** INFORMATION GIVEN **
□ □ □ □
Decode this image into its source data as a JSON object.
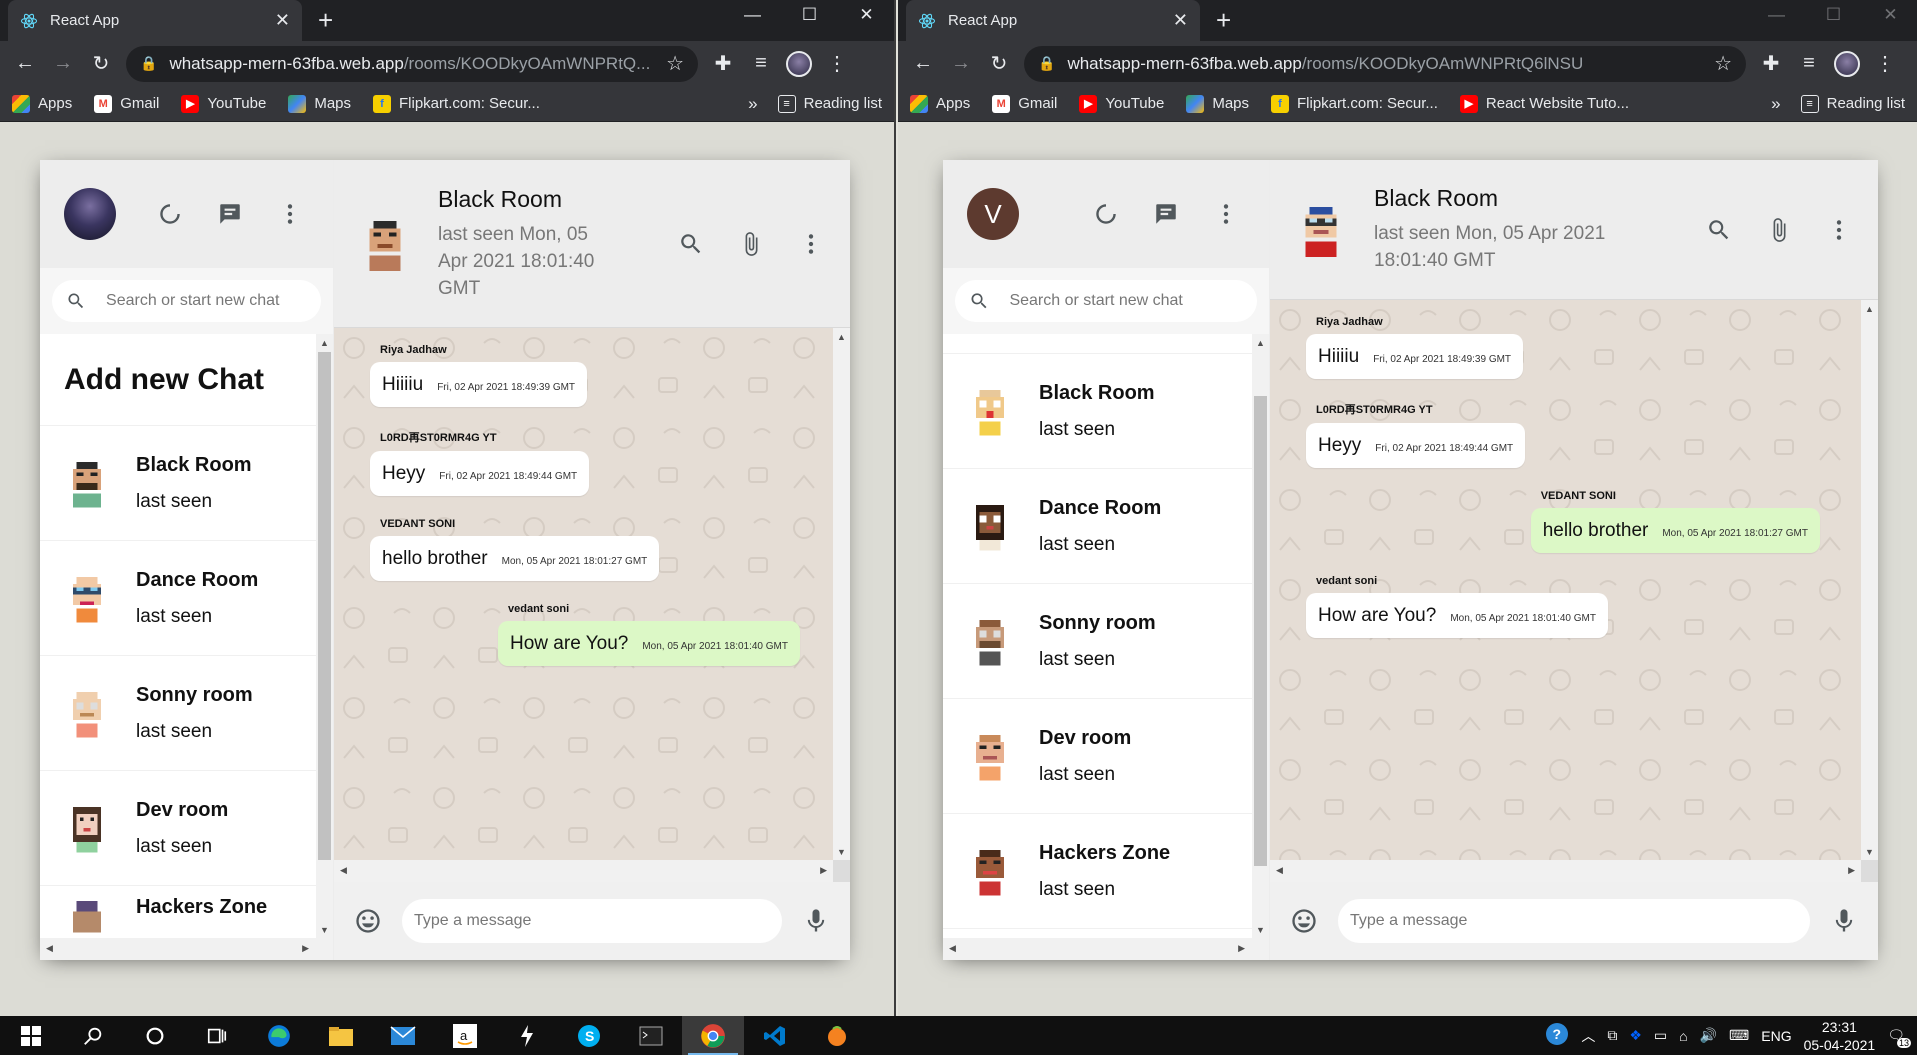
{
  "browser": {
    "tab_title": "React App",
    "url_host": "whatsapp-mern-63fba.web.app",
    "left_url_path": "/rooms/KOODkyOAmWNPRtQ...",
    "right_url_path": "/rooms/KOODkyOAmWNPRtQ6lNSU",
    "bookmarks_left": [
      "Apps",
      "Gmail",
      "YouTube",
      "Maps",
      "Flipkart.com: Secur..."
    ],
    "bookmarks_right": [
      "Apps",
      "Gmail",
      "YouTube",
      "Maps",
      "Flipkart.com: Secur...",
      "React Website Tuto..."
    ],
    "reading_list": "Reading list"
  },
  "left": {
    "avatar_initial": "",
    "search_placeholder": "Search or start new chat",
    "add_new_chat": "Add new Chat",
    "rooms": [
      {
        "name": "Black Room",
        "status": "last seen"
      },
      {
        "name": "Dance Room",
        "status": "last seen"
      },
      {
        "name": "Sonny room",
        "status": "last seen"
      },
      {
        "name": "Dev room",
        "status": "last seen"
      },
      {
        "name": "Hackers Zone",
        "status": ""
      }
    ],
    "chat": {
      "room_name": "Black Room",
      "last_seen": "last seen Mon, 05 Apr 2021 18:01:40 GMT",
      "messages": [
        {
          "sender": "Riya Jadhaw",
          "text": "Hiiiiu",
          "time": "Fri, 02 Apr 2021 18:49:39 GMT",
          "mine": false
        },
        {
          "sender": "L0RD再ST0RMR4G YT",
          "text": "Heyy",
          "time": "Fri, 02 Apr 2021 18:49:44 GMT",
          "mine": false
        },
        {
          "sender": "VEDANT SONI",
          "text": "hello brother",
          "time": "Mon, 05 Apr 2021 18:01:27 GMT",
          "mine": false
        },
        {
          "sender": "vedant soni",
          "text": "How are You?",
          "time": "Mon, 05 Apr 2021 18:01:40 GMT",
          "mine": true
        }
      ],
      "input_placeholder": "Type a message"
    }
  },
  "right": {
    "avatar_initial": "V",
    "search_placeholder": "Search or start new chat",
    "rooms": [
      {
        "name": "Black Room",
        "status": "last seen"
      },
      {
        "name": "Dance Room",
        "status": "last seen"
      },
      {
        "name": "Sonny room",
        "status": "last seen"
      },
      {
        "name": "Dev room",
        "status": "last seen"
      },
      {
        "name": "Hackers Zone",
        "status": "last seen"
      }
    ],
    "chat": {
      "room_name": "Black Room",
      "last_seen": "last seen Mon, 05 Apr 2021 18:01:40 GMT",
      "messages": [
        {
          "sender": "Riya Jadhaw",
          "text": "Hiiiiu",
          "time": "Fri, 02 Apr 2021 18:49:39 GMT",
          "mine": false
        },
        {
          "sender": "L0RD再ST0RMR4G YT",
          "text": "Heyy",
          "time": "Fri, 02 Apr 2021 18:49:44 GMT",
          "mine": false
        },
        {
          "sender": "VEDANT SONI",
          "text": "hello brother",
          "time": "Mon, 05 Apr 2021 18:01:27 GMT",
          "mine": true
        },
        {
          "sender": "vedant soni",
          "text": "How are You?",
          "time": "Mon, 05 Apr 2021 18:01:40 GMT",
          "mine": false
        }
      ],
      "input_placeholder": "Type a message"
    }
  },
  "taskbar": {
    "language": "ENG",
    "time": "23:31",
    "date": "05-04-2021",
    "notification_count": "13"
  },
  "colors": {
    "header_bg": "#ededed",
    "own_bubble": "#dcf8c6",
    "chat_bg": "#e5ddd5",
    "chrome_dark": "#35363a"
  }
}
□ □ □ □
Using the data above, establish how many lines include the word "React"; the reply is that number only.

** FINISHED EXERCISE **
2